WORK TO COMPLETE >>
Exclude all images and print the entries below exactly.

#### DATA RECORDS ####

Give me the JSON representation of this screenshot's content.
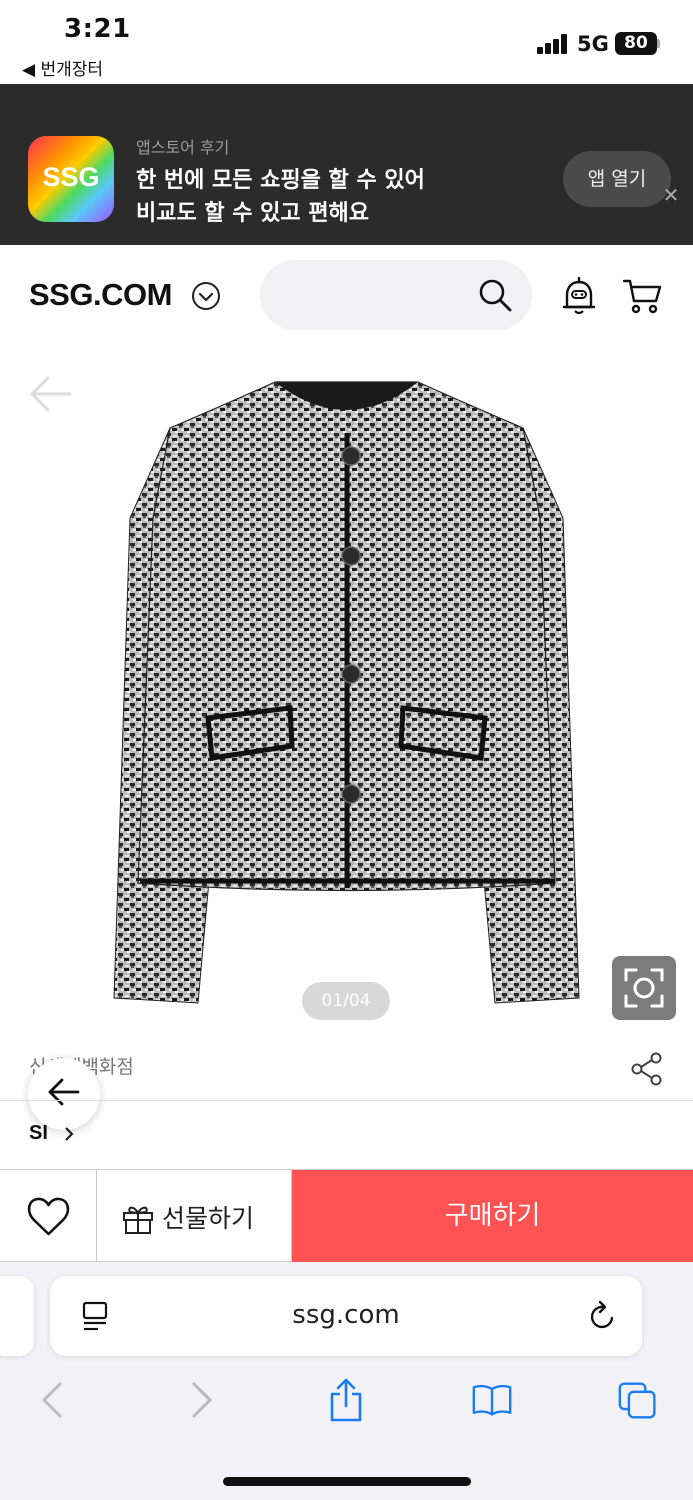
{
  "status_bar": {
    "time": "3:21",
    "back_app": "◀ 번개장터",
    "network": "5G",
    "battery": "80"
  },
  "app_banner": {
    "logo_text": "SSG",
    "subtitle": "앱스토어 후기",
    "line1": "한 번에 모든 쇼핑을 할 수 있어",
    "line2": "비교도 할 수 있고 편해요",
    "open_button": "앱 열기",
    "close_glyph": "✕"
  },
  "header": {
    "logo": "SSG.COM",
    "search_placeholder": ""
  },
  "product": {
    "image_counter": "01/04",
    "store_name": "신세계백화점",
    "brand": "SI"
  },
  "buy_bar": {
    "gift_label": "선물하기",
    "buy_label": "구매하기"
  },
  "safari": {
    "url": "ssg.com"
  },
  "colors": {
    "accent_red": "#ff5252",
    "banner_bg": "#2b2b2b",
    "safari_blue": "#1a7cf5"
  }
}
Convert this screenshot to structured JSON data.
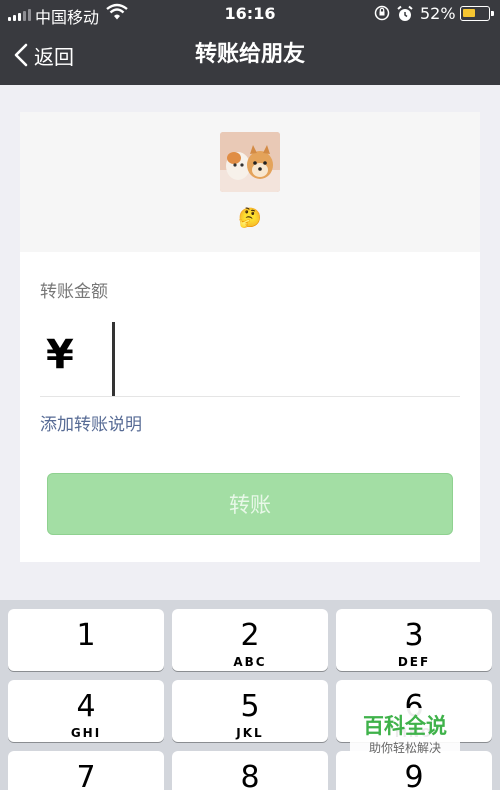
{
  "status": {
    "carrier": "中国移动",
    "time": "16:16",
    "battery": "52%",
    "battery_level": 0.52
  },
  "nav": {
    "back_label": "返回",
    "title": "转账给朋友"
  },
  "friend": {
    "name_emoji": "🤔"
  },
  "transfer": {
    "amount_label": "转账金额",
    "currency": "¥",
    "amount_value": "",
    "add_note": "添加转账说明",
    "button_label": "转账"
  },
  "keypad": {
    "keys": [
      {
        "num": "1",
        "letters": ""
      },
      {
        "num": "2",
        "letters": "ABC"
      },
      {
        "num": "3",
        "letters": "DEF"
      },
      {
        "num": "4",
        "letters": "GHI"
      },
      {
        "num": "5",
        "letters": "JKL"
      },
      {
        "num": "6",
        "letters": "MNO"
      },
      {
        "num": "7",
        "letters": ""
      },
      {
        "num": "8",
        "letters": ""
      },
      {
        "num": "9",
        "letters": ""
      }
    ]
  },
  "watermark": {
    "main": "百科全说",
    "sub": "助你轻松解决"
  },
  "colors": {
    "nav_bg": "#393a3f",
    "button_disabled": "#a3dea4",
    "link": "#576b95",
    "battery": "#f5c531"
  }
}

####

RESULT FOR THIS EXERCISE >>
Give me the JSON representation of this screenshot's content.
{
  "status_bar": {
    "time": "3:21",
    "back_app": "◀ 번개장터",
    "network": "5G",
    "battery": "80"
  },
  "app_banner": {
    "logo_text": "SSG",
    "subtitle": "앱스토어 후기",
    "line1": "한 번에 모든 쇼핑을 할 수 있어",
    "line2": "비교도 할 수 있고 편해요",
    "open_button": "앱 열기",
    "close_glyph": "✕"
  },
  "header": {
    "logo": "SSG.COM",
    "search_placeholder": ""
  },
  "product": {
    "image_counter": "01/04",
    "store_name": "신세계백화점",
    "brand": "SI"
  },
  "buy_bar": {
    "gift_label": "선물하기",
    "buy_label": "구매하기"
  },
  "safari": {
    "url": "ssg.com"
  },
  "colors": {
    "accent_red": "#ff5252",
    "banner_bg": "#2b2b2b",
    "safari_blue": "#1a7cf5"
  }
}
Convert this screenshot to structured JSON data.
{
  "status": {
    "carrier": "中国移动",
    "time": "16:16",
    "battery": "52%",
    "battery_level": 0.52
  },
  "nav": {
    "back_label": "返回",
    "title": "转账给朋友"
  },
  "friend": {
    "name_emoji": "🤔"
  },
  "transfer": {
    "amount_label": "转账金额",
    "currency": "¥",
    "amount_value": "",
    "add_note": "添加转账说明",
    "button_label": "转账"
  },
  "keypad": {
    "keys": [
      {
        "num": "1",
        "letters": ""
      },
      {
        "num": "2",
        "letters": "ABC"
      },
      {
        "num": "3",
        "letters": "DEF"
      },
      {
        "num": "4",
        "letters": "GHI"
      },
      {
        "num": "5",
        "letters": "JKL"
      },
      {
        "num": "6",
        "letters": "MNO"
      },
      {
        "num": "7",
        "letters": ""
      },
      {
        "num": "8",
        "letters": ""
      },
      {
        "num": "9",
        "letters": ""
      }
    ]
  },
  "watermark": {
    "main": "百科全说",
    "sub": "助你轻松解决"
  },
  "colors": {
    "nav_bg": "#393a3f",
    "button_disabled": "#a3dea4",
    "link": "#576b95",
    "battery": "#f5c531"
  }
}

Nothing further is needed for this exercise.